[Dataset rows describing interfaces]

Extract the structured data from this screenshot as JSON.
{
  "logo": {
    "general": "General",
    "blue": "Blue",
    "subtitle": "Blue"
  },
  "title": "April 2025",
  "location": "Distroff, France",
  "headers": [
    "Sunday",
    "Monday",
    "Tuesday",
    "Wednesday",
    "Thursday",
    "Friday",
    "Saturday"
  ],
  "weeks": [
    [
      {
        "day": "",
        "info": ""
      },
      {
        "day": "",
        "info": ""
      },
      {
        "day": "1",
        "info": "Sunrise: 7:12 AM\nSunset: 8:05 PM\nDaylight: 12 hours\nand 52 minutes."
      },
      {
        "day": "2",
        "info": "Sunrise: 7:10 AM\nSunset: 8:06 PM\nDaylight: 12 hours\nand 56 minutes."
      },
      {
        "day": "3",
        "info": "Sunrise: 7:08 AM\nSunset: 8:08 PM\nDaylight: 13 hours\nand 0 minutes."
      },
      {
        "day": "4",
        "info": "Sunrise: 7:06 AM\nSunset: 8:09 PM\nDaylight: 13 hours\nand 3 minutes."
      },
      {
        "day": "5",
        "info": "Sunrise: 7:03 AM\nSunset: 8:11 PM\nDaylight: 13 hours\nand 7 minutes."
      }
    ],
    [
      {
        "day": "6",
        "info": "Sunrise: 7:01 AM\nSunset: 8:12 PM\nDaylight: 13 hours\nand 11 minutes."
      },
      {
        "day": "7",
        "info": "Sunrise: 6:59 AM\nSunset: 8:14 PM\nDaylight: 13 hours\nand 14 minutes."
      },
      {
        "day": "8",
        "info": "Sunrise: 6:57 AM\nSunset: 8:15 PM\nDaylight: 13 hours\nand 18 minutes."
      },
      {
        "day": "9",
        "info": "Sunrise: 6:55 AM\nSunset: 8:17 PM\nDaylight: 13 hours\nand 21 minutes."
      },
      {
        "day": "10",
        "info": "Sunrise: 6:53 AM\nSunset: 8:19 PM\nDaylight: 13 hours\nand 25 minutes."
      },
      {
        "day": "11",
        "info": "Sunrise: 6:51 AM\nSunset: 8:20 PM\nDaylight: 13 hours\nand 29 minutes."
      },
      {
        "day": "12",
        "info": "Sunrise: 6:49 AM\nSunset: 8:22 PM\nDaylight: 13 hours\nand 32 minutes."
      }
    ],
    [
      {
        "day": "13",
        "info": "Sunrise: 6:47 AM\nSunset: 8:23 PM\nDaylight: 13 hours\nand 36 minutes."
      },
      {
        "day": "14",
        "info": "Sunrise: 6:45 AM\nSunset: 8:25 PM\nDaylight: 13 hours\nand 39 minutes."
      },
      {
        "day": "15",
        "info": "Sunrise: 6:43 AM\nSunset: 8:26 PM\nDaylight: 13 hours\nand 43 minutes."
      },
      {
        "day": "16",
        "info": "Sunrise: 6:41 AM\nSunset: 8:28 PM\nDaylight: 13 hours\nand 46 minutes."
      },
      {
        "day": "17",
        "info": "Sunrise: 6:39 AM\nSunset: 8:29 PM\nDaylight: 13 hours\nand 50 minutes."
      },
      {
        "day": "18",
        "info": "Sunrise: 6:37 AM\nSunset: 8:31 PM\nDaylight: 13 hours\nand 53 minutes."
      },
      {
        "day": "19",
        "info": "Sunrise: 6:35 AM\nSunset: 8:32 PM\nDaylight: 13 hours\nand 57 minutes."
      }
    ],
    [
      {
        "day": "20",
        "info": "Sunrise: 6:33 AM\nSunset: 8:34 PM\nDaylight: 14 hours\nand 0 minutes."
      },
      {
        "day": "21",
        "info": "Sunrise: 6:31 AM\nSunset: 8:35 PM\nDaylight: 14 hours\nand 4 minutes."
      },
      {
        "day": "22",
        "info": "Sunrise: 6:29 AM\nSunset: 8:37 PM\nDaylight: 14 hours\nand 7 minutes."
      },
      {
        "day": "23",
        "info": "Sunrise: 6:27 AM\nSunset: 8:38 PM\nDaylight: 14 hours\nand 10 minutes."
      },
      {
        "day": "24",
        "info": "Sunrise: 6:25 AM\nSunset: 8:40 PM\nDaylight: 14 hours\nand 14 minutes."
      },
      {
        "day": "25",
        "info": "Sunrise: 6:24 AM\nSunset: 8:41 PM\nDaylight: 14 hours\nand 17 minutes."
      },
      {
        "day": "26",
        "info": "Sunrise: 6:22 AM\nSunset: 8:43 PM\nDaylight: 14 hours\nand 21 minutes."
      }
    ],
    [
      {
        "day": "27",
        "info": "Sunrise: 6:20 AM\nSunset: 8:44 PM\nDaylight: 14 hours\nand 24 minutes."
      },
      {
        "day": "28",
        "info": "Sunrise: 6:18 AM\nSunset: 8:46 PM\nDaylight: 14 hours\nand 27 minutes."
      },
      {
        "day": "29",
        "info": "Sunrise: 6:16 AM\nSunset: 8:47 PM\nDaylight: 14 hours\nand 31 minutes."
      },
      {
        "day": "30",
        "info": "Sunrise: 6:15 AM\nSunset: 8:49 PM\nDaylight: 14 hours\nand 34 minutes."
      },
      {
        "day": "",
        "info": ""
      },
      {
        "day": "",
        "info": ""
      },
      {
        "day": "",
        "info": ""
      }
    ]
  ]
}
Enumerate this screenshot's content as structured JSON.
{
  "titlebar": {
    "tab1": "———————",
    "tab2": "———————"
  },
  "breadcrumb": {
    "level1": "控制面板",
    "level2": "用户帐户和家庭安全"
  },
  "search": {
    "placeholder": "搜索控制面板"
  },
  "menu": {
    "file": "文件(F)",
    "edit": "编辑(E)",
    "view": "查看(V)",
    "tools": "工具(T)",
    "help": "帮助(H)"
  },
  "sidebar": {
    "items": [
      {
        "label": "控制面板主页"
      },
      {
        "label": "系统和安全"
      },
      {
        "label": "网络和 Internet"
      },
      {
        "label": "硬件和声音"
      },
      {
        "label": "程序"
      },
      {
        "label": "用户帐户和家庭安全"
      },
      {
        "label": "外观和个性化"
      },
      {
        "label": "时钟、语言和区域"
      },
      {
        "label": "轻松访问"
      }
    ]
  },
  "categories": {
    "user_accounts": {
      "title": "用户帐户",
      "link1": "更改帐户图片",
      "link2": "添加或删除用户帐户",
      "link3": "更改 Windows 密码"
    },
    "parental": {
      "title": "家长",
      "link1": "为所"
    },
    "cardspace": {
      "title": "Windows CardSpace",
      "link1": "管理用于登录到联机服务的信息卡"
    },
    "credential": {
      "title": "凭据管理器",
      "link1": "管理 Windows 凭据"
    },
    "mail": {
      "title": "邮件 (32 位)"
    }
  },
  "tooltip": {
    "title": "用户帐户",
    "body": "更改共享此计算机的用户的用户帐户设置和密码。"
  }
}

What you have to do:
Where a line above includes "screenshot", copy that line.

Solved problem:
Extract the structured data from this screenshot as JSON.
Enumerate this screenshot's content as structured JSON.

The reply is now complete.